SQL> select count(*) from hr.employees;

  COUNT(*)

----------

       107

SQL>

12.1.0.2 security grrr…

One of my favourite security “tricks” used to be the following:

SQL> [create|alter] user MY_USER identified by values 'impossible';

Looks odd, but by setting the encrypted value of someone’s password to something that it is impossible to encrypt to, means you’ll never be able to connect as that account. (Think schema’s owning objects etc).

I hear you ask: “Why not just lock the account?”

Well…in my opinion, that’s a security hole. Let’s say Oracle publishes a security bug concerning (say) the MDSYS schema. As a hacker, I’d like to know if a database has the MDSYS schema. All I need do is:

SQL> connect MDSYS/nonsense

Why is that a security hole ? Because I wont get “Invalid username or password”. I’ll get “ORA-28000: the account is locked” and voila…Now I know that the MDSYS user is present in that database.

Setting a user password to a impossible encrypted value, means a hacker will never know if the user account exists at all, because the error returned is the familiar “ORA-01017: invalid username/password; logon denied”

But looked what’s happened in 12.1.0.2 😦

SQL> create user MY_USER identified by values 'impossible';
create user MY_USER identified by values 'impossible'
*
ERROR at line 1:
ORA-02153: invalid VALUES password string

A backward step in my opinion…

Upgrade to 12c … credentials

We did a “real” upgrade to 12c this weekend, where “real” means a production system, as opposed to my laptop, a play VM etc etc 🙂

It all went relatively smoothly except for one interesting thing, that I can’t 100% say was caused by the upgrade, but it would appear to be the case.
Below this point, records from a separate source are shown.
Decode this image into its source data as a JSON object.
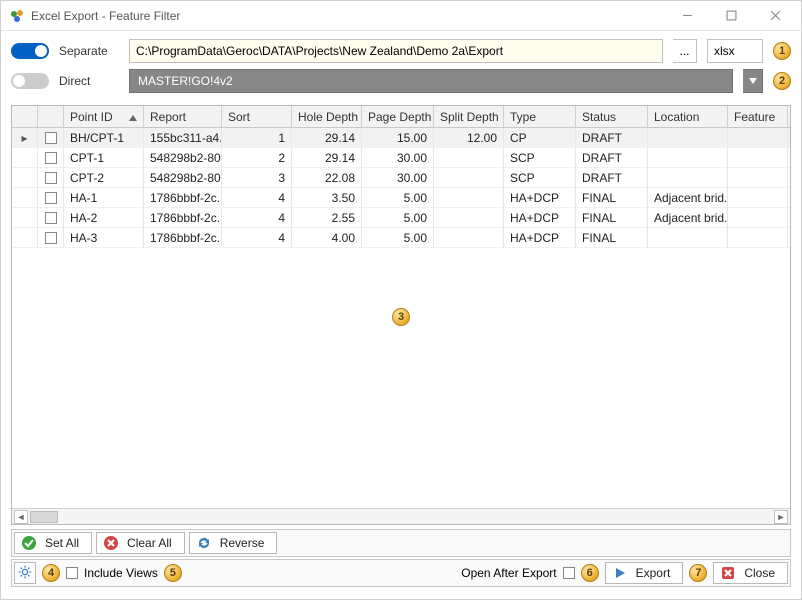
{
  "window": {
    "title": "Excel Export - Feature Filter"
  },
  "top": {
    "separate_label": "Separate",
    "direct_label": "Direct",
    "path": "C:\\ProgramData\\Geroc\\DATA\\Projects\\New Zealand\\Demo 2a\\Export",
    "ellipsis": "...",
    "ext": "xlsx",
    "template": "MASTER!GO!4v2"
  },
  "badges": {
    "b1": "1",
    "b2": "2",
    "b3": "3",
    "b4": "4",
    "b5": "5",
    "b6": "6",
    "b7": "7"
  },
  "grid": {
    "columns": {
      "point_id": "Point ID",
      "report": "Report",
      "sort": "Sort",
      "hole_depth": "Hole Depth",
      "page_depth": "Page Depth",
      "split_depth": "Split Depth",
      "type": "Type",
      "status": "Status",
      "location": "Location",
      "feature": "Feature"
    },
    "rows": [
      {
        "sel": true,
        "point_id": "BH/CPT-1",
        "report": "155bc311-a4...",
        "sort": "1",
        "hole_depth": "29.14",
        "page_depth": "15.00",
        "split_depth": "12.00",
        "type": "CP",
        "status": "DRAFT",
        "location": "",
        "feature": ""
      },
      {
        "point_id": "CPT-1",
        "report": "548298b2-80...",
        "sort": "2",
        "hole_depth": "29.14",
        "page_depth": "30.00",
        "split_depth": "",
        "type": "SCP",
        "status": "DRAFT",
        "location": "",
        "feature": ""
      },
      {
        "point_id": "CPT-2",
        "report": "548298b2-80...",
        "sort": "3",
        "hole_depth": "22.08",
        "page_depth": "30.00",
        "split_depth": "",
        "type": "SCP",
        "status": "DRAFT",
        "location": "",
        "feature": ""
      },
      {
        "point_id": "HA-1",
        "report": "1786bbbf-2c...",
        "sort": "4",
        "hole_depth": "3.50",
        "page_depth": "5.00",
        "split_depth": "",
        "type": "HA+DCP",
        "status": "FINAL",
        "location": "Adjacent brid...",
        "feature": ""
      },
      {
        "point_id": "HA-2",
        "report": "1786bbbf-2c...",
        "sort": "4",
        "hole_depth": "2.55",
        "page_depth": "5.00",
        "split_depth": "",
        "type": "HA+DCP",
        "status": "FINAL",
        "location": "Adjacent brid...",
        "feature": ""
      },
      {
        "point_id": "HA-3",
        "report": "1786bbbf-2c...",
        "sort": "4",
        "hole_depth": "4.00",
        "page_depth": "5.00",
        "split_depth": "",
        "type": "HA+DCP",
        "status": "FINAL",
        "location": "",
        "feature": ""
      }
    ]
  },
  "buttons": {
    "set_all": "Set All",
    "clear_all": "Clear All",
    "reverse": "Reverse",
    "include_views": "Include Views",
    "open_after": "Open After Export",
    "export": "Export",
    "close": "Close"
  }
}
After the upgrade, our scheduler external jobs started failing. A quick look in the alert log revealed:

Sun Jun 29 09:26:11 2014
ORA-12012: error on auto execute of job "FIRE_SCHED_DAILY"
ORA-27496: credential "LOCAL_OS_ACCT" is disabled

So its possible (not proven) that upgrading to 12c might disable credentials. In this particular case, the database went from standalone to a pluggable database.

The remedy was the simply drop and recreate the credential